Last night Anita and I went to a small dinner party. There were four couples. It was a good night. Tasty food. Laughter. Some really good conversation.
I want to talk a bit about that really good conversation piece of the evening. Of late I’ve been lamenting the lost art of conversation. Last night I found it again. Here’s what happened. People kidded each other. Questions were asked. Tough subjects were covered (the mosque, the essence of democracy,terrorism, how to find meaning in life, children, faith, etc.). Smart and kind people were discussing some dicey issues and if truth be known not everyone agreed on everything. But there was no scurrying for cover, no fear of thinking out loud (at least I think not) and no need to convert someone else to a particular point of view. There was a nice exchange of ideas. It felt good. It was free and easy.
I've been at other gatherings where the food was tasty and people were happy. But it wasn't free and easy. No way was I going to talk about the mosque, faith, the care and feeding of children or the meaning of democracy. Why? Because it wasn’t safe. There was an unspoken party line that everyone was adhering to. Conversation was stilted, polite, but frankly boring. Everyone was on their best behavior so there were no contrary opinions or even gentle probing of issues and ideas. For sure, there was no invigorating give and take. Most people kept relatively quiet, smiled nicely, talked about the Cubs and the Bears and when it was all said and done were probably thankful that they had walked through a minefield and walked away relatively intact.
Over the past couple of years I’ve learned, that for the most part, most people don’t want good conversation and the thrill of the engagement. We have entrenched positions and are not eager to hear what others have to think. It’s a sign of the times. Additionally, I think most people have forgotten the value of a good question and the probing that’s necessary in order to discover what another really thinks and feels.

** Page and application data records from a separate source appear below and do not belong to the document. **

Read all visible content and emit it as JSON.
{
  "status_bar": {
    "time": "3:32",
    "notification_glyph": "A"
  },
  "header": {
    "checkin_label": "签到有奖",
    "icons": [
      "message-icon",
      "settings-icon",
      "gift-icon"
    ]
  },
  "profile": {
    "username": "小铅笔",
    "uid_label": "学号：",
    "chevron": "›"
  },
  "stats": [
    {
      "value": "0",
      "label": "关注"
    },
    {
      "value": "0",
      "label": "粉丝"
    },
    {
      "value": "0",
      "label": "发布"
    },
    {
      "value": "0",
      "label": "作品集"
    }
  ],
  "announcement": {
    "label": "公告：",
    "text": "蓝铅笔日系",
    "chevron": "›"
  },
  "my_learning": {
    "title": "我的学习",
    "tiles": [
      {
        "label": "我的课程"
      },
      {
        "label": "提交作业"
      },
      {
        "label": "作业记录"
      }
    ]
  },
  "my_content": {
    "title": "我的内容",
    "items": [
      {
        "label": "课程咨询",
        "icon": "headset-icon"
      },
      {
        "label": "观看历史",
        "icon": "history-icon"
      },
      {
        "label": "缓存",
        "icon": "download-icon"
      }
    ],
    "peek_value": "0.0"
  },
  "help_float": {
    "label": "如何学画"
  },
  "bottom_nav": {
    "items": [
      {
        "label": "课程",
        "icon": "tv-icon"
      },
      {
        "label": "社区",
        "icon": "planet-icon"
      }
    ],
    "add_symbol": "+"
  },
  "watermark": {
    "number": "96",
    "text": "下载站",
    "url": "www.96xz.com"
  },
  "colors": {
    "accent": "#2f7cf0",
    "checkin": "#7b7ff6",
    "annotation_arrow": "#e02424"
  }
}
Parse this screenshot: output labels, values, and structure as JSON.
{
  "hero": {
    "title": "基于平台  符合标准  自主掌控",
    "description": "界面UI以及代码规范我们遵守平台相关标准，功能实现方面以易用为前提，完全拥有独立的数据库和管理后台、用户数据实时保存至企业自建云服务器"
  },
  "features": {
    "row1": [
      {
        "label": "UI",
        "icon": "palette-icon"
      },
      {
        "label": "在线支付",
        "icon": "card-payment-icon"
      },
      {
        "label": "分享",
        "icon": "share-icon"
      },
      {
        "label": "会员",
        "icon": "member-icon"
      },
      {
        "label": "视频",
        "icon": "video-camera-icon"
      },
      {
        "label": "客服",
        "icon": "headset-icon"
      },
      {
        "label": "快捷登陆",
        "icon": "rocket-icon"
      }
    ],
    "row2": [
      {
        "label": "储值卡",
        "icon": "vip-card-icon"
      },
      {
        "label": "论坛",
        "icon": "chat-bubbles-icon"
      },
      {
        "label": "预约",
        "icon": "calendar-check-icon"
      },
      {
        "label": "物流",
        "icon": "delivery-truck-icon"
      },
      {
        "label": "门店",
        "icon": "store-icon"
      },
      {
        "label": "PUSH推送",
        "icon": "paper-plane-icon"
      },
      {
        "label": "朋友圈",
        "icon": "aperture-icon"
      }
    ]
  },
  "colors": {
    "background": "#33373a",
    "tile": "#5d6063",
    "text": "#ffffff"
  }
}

Christians stifle conversation all too often. In some faith circles there is a certain ‘group think’ everybody buys into. Whether that ‘group think’ tilts to the right or to the left doesn’t really matter. It pervades the culture of faith and anyone who does want to think ‘out loud’ and take a contrary point of view usually finds out its best to get along and go along. Too bad. We miss out on the variety within the body of Christ. And without hearing the other point of view we never get to that messy 'iron sharpening iron' the Scripture talks about.
I’ve often thought that the most interesting place to have ever been would be around a campfire with Jesus. I bet it was a rich conversation. Good questions. Some interesting give and take. Laughter. Moments of deep silence. I just have a hunch that Jesus loved the probing insight, the practical application question, and even the impetuous comment. It was part of the discipleship process.
So, last night was a good night. No world problems were solved but I felt listened to and taken seriously. I think others did too. How good is that?